When business productivity applications were first launched in the early 1980’s for the brand-new personal computers that had been introduced by companies like IBM, Compaq, DEC, and NEC, software was delivered in a box that contained a packet of floppy disks and two manuals – a references manual and a user manual. Most users learned how use the products on their own, with both manuals open on their desks, next to their computers. There were training classes available, but many professionals simply did not have time to attend classes. The problem with these manuals was that they were focused on the features of the product – what it could do – instead of focusing on the tasks and projects that typical users needed to accomplish with it (such as creating forecasts, balance sheets, and income statements).
In 1987, a small start-up, Course Technology, opened its doors in Cambridge, Massachusetts with the goal of creating books that were designed to help software users learn the products on their own or in conjunction with classroom-based learning. They took a tutorial-style approach, taking readers through a series of goal-based exercises that would help them learn the products. At the same time, they negotiated special pricing with software publishers in order to include student versions of the software, along with the books. This model was largely unchanged, industry-wide, until 1997, when the company introduced its Skills Assessment Manager (SAM). Cheryl Costantini joined the company at about the same time. Jeanne Heston recently caught up with her to learn more about the inspiration for the product.
Jeanne Heston (JH): How long have you been working with content designed for computing courses?
Cheryl Costantini (CC): I joined Course Technology in September, 1997, so it’s been over 15 years. Course Technology’s mission was “Helping People Teach with Technology” which at the time was somewhat uncharted territory.
JH: What was it that first inspired the team to develop SAM?
CC: Instructors were grading student assignments, quizzes, and tests manually by collecting 3.5-inch floppy disks that included completed [Microsoft] Word docs, PowerPoint files, and Excel spreadsheets. One by one, they would open up the files and see if the end result was correct. Not only did this take a lot of time, but it was challenging to determine whether the students had used the correct functions to get the result — for example, if they had used the center align function vs. the tab key. It also seemed strange that instructors had to use very manual ways of grading a technology-based assignment. We asked the question, “Couldn’t technology help them grade the technology?” So, we set out to create SAM. In its original offering, it was focused on having students perform discrete tasks that would be automatically graded for correctness.
JH: Were there other technologies that you and/or competitors offered prior to SAM, along with the books?
CC: No; we offered software (the applications) bundled with books so that students had access to the software tools to perform the work, but we did not offer any digital learning or teaching materials.
JH: How did you determine which features should be part of SAM?
CC: We started by conducting ethnographic research, visiting instructors and observing them – to see how they prepared for class, taught classes, and did their work after class – because we have found that the best way to gather insights is to watch instructors at work.

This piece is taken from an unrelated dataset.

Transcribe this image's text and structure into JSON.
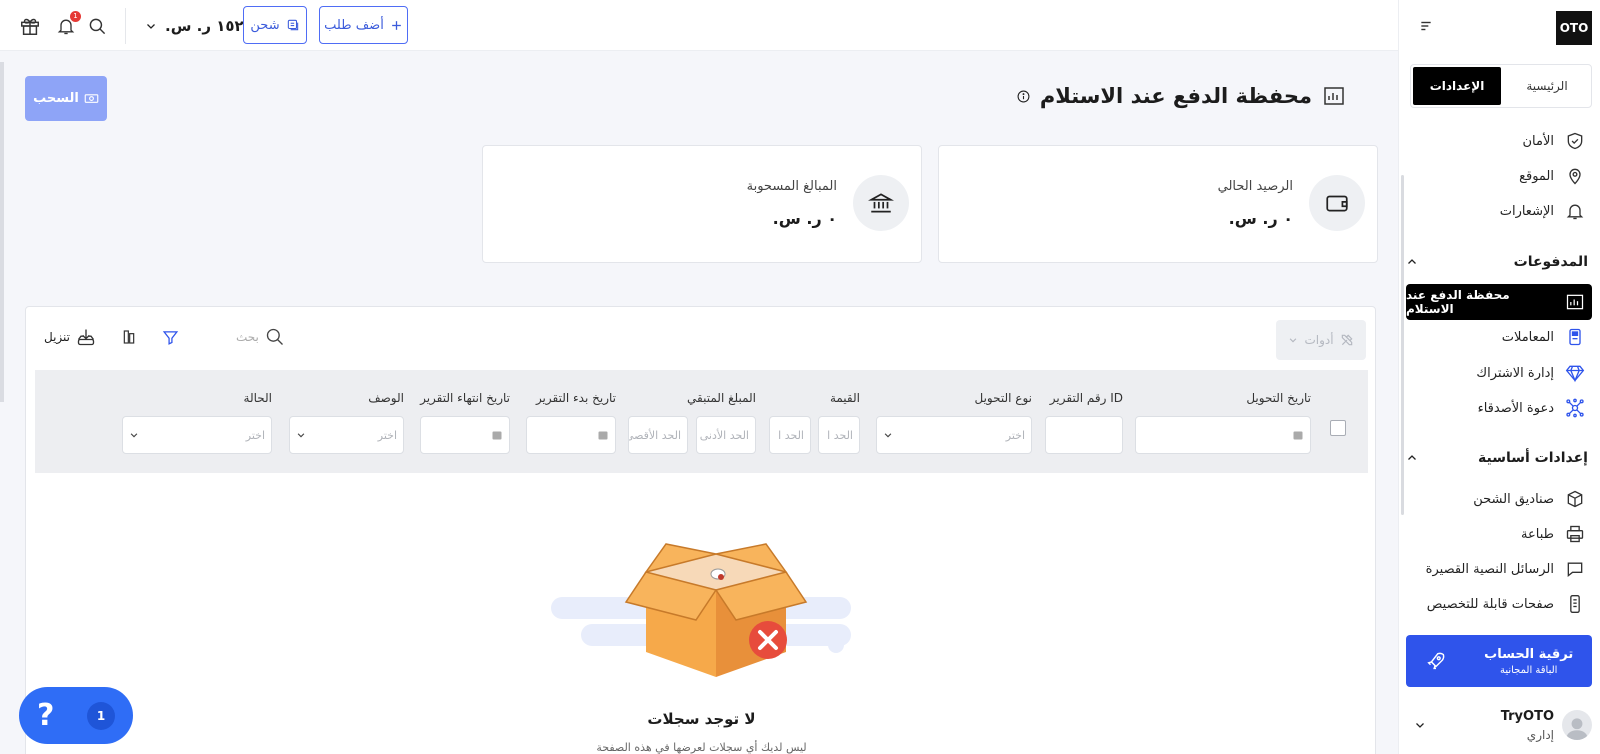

It was difficult for them to articulate the types of technology that would help them teach technology more easily, but they were able to tell us about the challenges associated with what they did, and we were able to observe the workflow and some of the frustrations.

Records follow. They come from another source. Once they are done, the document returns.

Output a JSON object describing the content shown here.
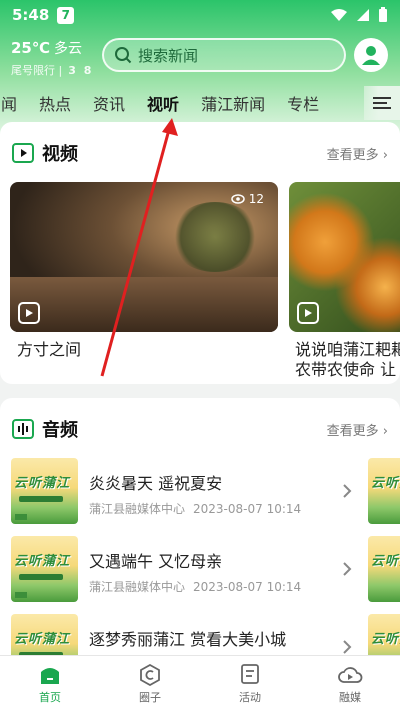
{
  "status_bar": {
    "time": "5:48",
    "app_badge": "7"
  },
  "header": {
    "temperature": "25℃",
    "weather": "多云",
    "traffic_limit_label": "尾号限行",
    "traffic_limit_sep": "|",
    "traffic_limit_numbers": "3 8",
    "search_placeholder": "搜索新闻"
  },
  "tabs": [
    {
      "label": "闻"
    },
    {
      "label": "热点"
    },
    {
      "label": "资讯"
    },
    {
      "label": "视听",
      "active": true
    },
    {
      "label": "蒲江新闻"
    },
    {
      "label": "专栏"
    }
  ],
  "video_section": {
    "title": "视频",
    "see_more": "查看更多",
    "items": [
      {
        "title": "方寸之间",
        "views": "12"
      },
      {
        "title": "说说咱蒲江耙耙柑…",
        "title_line2": "农带农使命 让"
      }
    ]
  },
  "audio_section": {
    "title": "音频",
    "see_more": "查看更多",
    "thumb_label": "云听蒲江",
    "items": [
      {
        "title": "炎炎暑天 遥祝夏安",
        "source": "蒲江县融媒体中心",
        "date": "2023-08-07 10:14"
      },
      {
        "title": "又遇端午 又忆母亲",
        "source": "蒲江县融媒体中心",
        "date": "2023-08-07 10:14"
      },
      {
        "title": "逐梦秀丽蒲江 赏看大美小城",
        "source": "",
        "date": ""
      }
    ]
  },
  "bottom_nav": [
    {
      "label": "首页",
      "icon": "home-icon",
      "active": true
    },
    {
      "label": "圈子",
      "icon": "circle-icon"
    },
    {
      "label": "活动",
      "icon": "activity-icon"
    },
    {
      "label": "融媒",
      "icon": "cloud-media-icon"
    }
  ],
  "colors": {
    "brand_green": "#1aa74f",
    "tab_indicator": "#f2c232",
    "annotation_arrow": "#e02020"
  }
}
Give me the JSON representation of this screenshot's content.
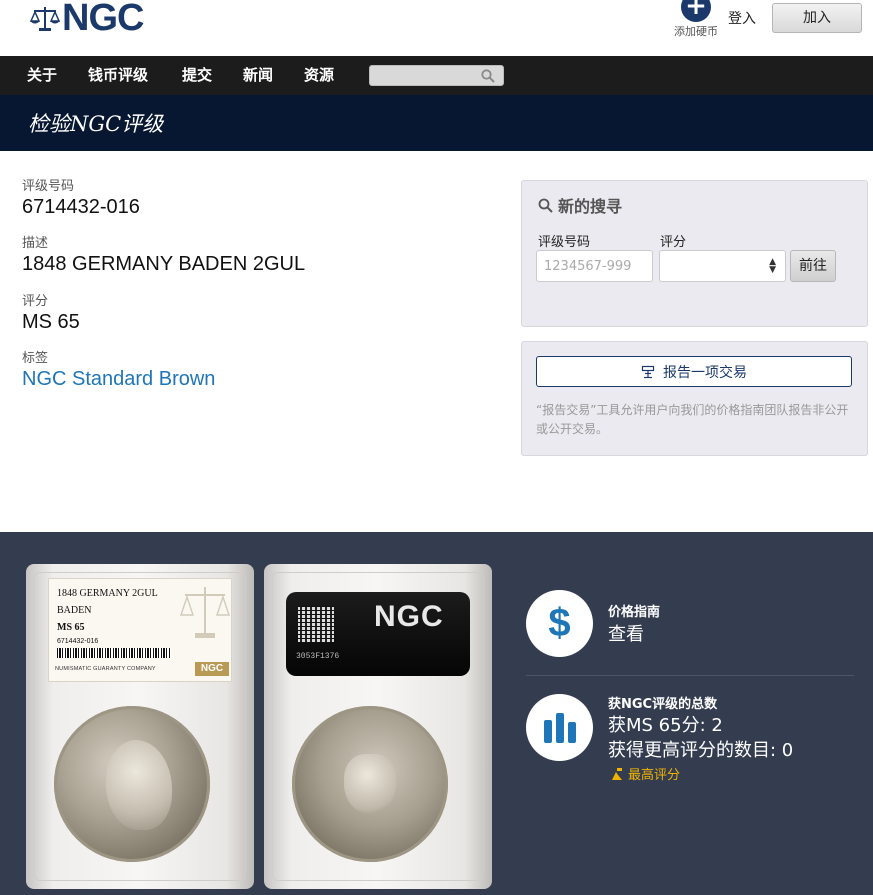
{
  "brand": {
    "logo_text": "NGC"
  },
  "header": {
    "add_coin_label": "添加硬币",
    "login_label": "登入",
    "join_label": "加入"
  },
  "nav": {
    "items": [
      "关于",
      "钱币评级",
      "提交",
      "新闻",
      "资源"
    ],
    "search_placeholder": ""
  },
  "page_title": "检验NGC评级",
  "details": {
    "cert_label": "评级号码",
    "cert_value": "6714432-016",
    "desc_label": "描述",
    "desc_value": "1848 GERMANY BADEN 2GUL",
    "grade_label": "评分",
    "grade_value": "MS 65",
    "label_label": "标签",
    "label_value": "NGC Standard Brown"
  },
  "new_search": {
    "title": "新的搜寻",
    "cert_label": "评级号码",
    "cert_placeholder": "1234567-999",
    "grade_label": "评分",
    "grade_selected": "",
    "go_label": "前往"
  },
  "report": {
    "button_label": "报告一项交易",
    "note": "“报告交易”工具允许用户向我们的价格指南团队报告非公开或公开交易。"
  },
  "slab_front": {
    "line1": "1848 GERMANY 2GUL",
    "line2": "BADEN",
    "grade": "MS 65",
    "cert": "6714432-016",
    "company": "NUMISMATIC GUARANTY COMPANY",
    "logo": "NGC"
  },
  "slab_back": {
    "logo": "NGC",
    "serial": "3053F1376"
  },
  "price_guide": {
    "title": "价格指南",
    "link": "查看"
  },
  "population": {
    "title": "获NGC评级的总数",
    "at_grade": "获MS 65分: 2",
    "higher": "获得更高评分的数目: 0",
    "top_pop": "最高评分"
  },
  "colors": {
    "brand_navy": "#1b3a6b",
    "nav_bg": "#1c1c1c",
    "title_band": "#071631",
    "link_blue": "#1e76b8",
    "dark_section": "#343c50",
    "top_pop_gold": "#f0b400"
  }
}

JH: What was the reaction when instructors started using it for their classes?
CC: Well, we knew that it would impact how the classes were taught, but we were not prepared for the degree to which it did so. It essentially transformed the way computing courses were taught. By enabling a more hands-on, applied approach to teaching, instructors were able to flip the classroom. Instead of requiring both a lecture and lab component to the courses, instructors were able to eliminate or reduce the lecture time. SAM also enabled instructors to save a tremendous amount of time collecting and grading assignments, especially for courses that had no teaching assistants assigned to them. And because students received immediate feedback on their assignments, instructors started reporting that outcomes had improved, as well.
Do you use online environments that enable students to obtain immediate feedback when practicing new computing skills? We would love to hear from you. Please share your experiences using the comments section below.

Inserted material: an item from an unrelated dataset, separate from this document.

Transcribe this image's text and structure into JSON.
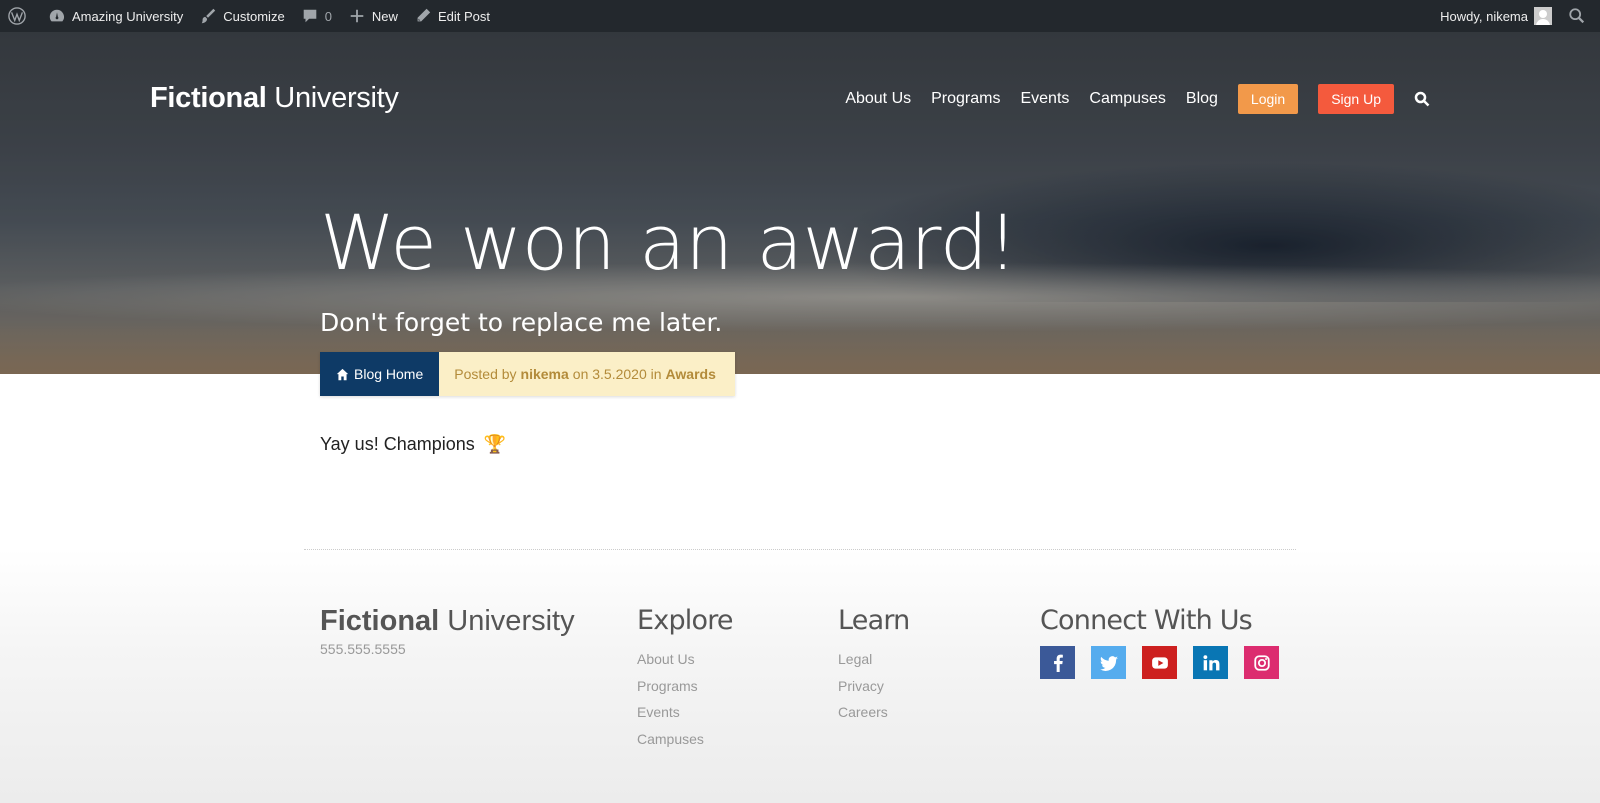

You may also be interested in this recording from the 2013 Course Technology Conference, Best Practices for Teaching/Engaging Online Students, presented by Sandy Keeter and Melinda White.